U.S. Pat. No. 3,461,231 issued Aug. 12,1969, to R. V. Quinlan described a system for performing limited twodimensional encoding. However, his techniques are limited to transmitting only an indication of the differ
ences between data corresponding to two successive scan lines. A related technique is presented in Tyler, "Two Hardcopy Terminals for PCM Communications of Meteorological Products," Conference Record, 1969 5 International Conference on Communications, June 9-11, 1969, pp. 11-21 through 11-28. Tyler encodes his data (meteorological information) in terms of differential lengths for run lengths on two successive scan lines. Similarly, J. E. Elliot, U.S. Pat. No. 3,686,631 issued 1° Aug. 22, 1972, describes a system which encodes the differences between data corresponding to successive scan lines, and S. Kagan et al, U.S. Pat. No. 3,347,981, issued Oct. 17, 1967, described a system with similar encoding, termed "exclusive transitions", which in *5 some sense, relates to the second derivative of the transmitted image. Huang, in "Run-Length Coding and Its Extensions", Picture Bandwidth Compression, Huang and Tretiak (Eds.), Gordan and Breach, New York 1972, pp. 231-264, discusses some extensions to the 20 work of Tyler.
Other two-dimensional coding of picture information is described in D. N. Graham, "Image Transmission by Two-Dimensional Contour Coding," Proceedings of the 25 IEEE, Vol. 55, No. 3, March 1967, pp. 336-345.
The above-cited Quinlan and Tyler references indicate a need to determine not only what is encoded, i.e., which parameters are encoded, but also exactly how these parameters are to be encoded. The latter aspect of 30 the problem is also treated in U.S. Pat. No. 3,643,019, issued Feb. 15, 1972, to J. P. Beltz. Particular reference is made by Beltz of the applicability of his techniques in commercial photocomposition systems such as the RCA VIDEOCOMP Series 70/800. Although Beltx 35 applies a variable-length coding to segments defining a "zone", each such zone is the area defined by a single scan line. Beltz does not attempt to extend his results to two-dimensional coding. Likewise, though Graham and Huang speak of Huffman codes, their application is to 40 very specific geometric entities. Specific Prior Art
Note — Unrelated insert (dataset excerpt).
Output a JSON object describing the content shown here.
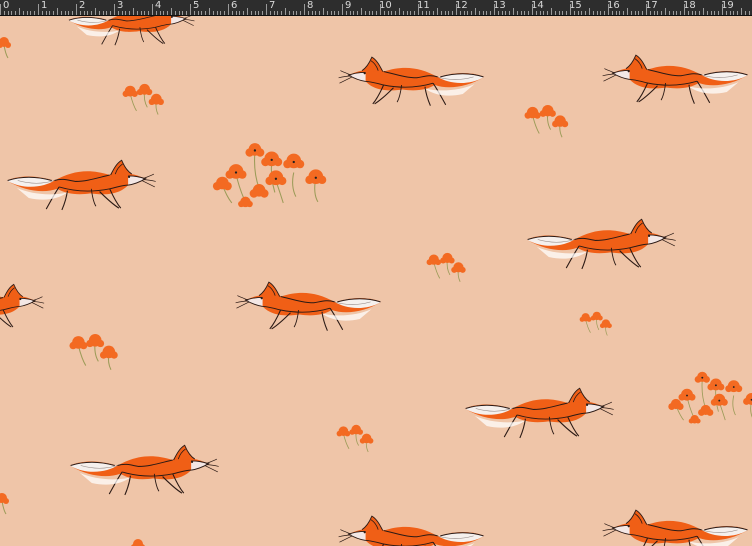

In the IEEE International Conference on Communications, June 1973, I have pesented a paper which describes a new method for encoding two-level images. 45 This paper, which is entitled "High Fidelity Encoding of Two-Level, High Resolution Images", has been published in the Conference Record, IEEE International Conference on Communications, June 1973, Session 26, pp. 5—10. This method is considerably more compact 50 than the above-described prior art methods because it decomposes a picture into large meaningful units, or entities, called "blobs", and defines those units in a unique manner which takes advantage of the statistics of the information. 55 In overview, the encoding process described in the above Conference Record publication consists of four phases. In the first phase, the image is scanned, sample, converted to digital form, and quantized into two brightness levels. In the second phase, the individual 60 blobs are defined for both brightness levels, stored in intermediate form, and the pertinent blob statistics are collected. In the third phase, efficient codes based on the statistics collected in the second phase are determined and a determination is made also based on the 65 statistics as to which brightness level will require the minimum number of coding bits. In the fourth phase, the intermediate form of the blobs of the determined brightness level is encoded with the codes derived from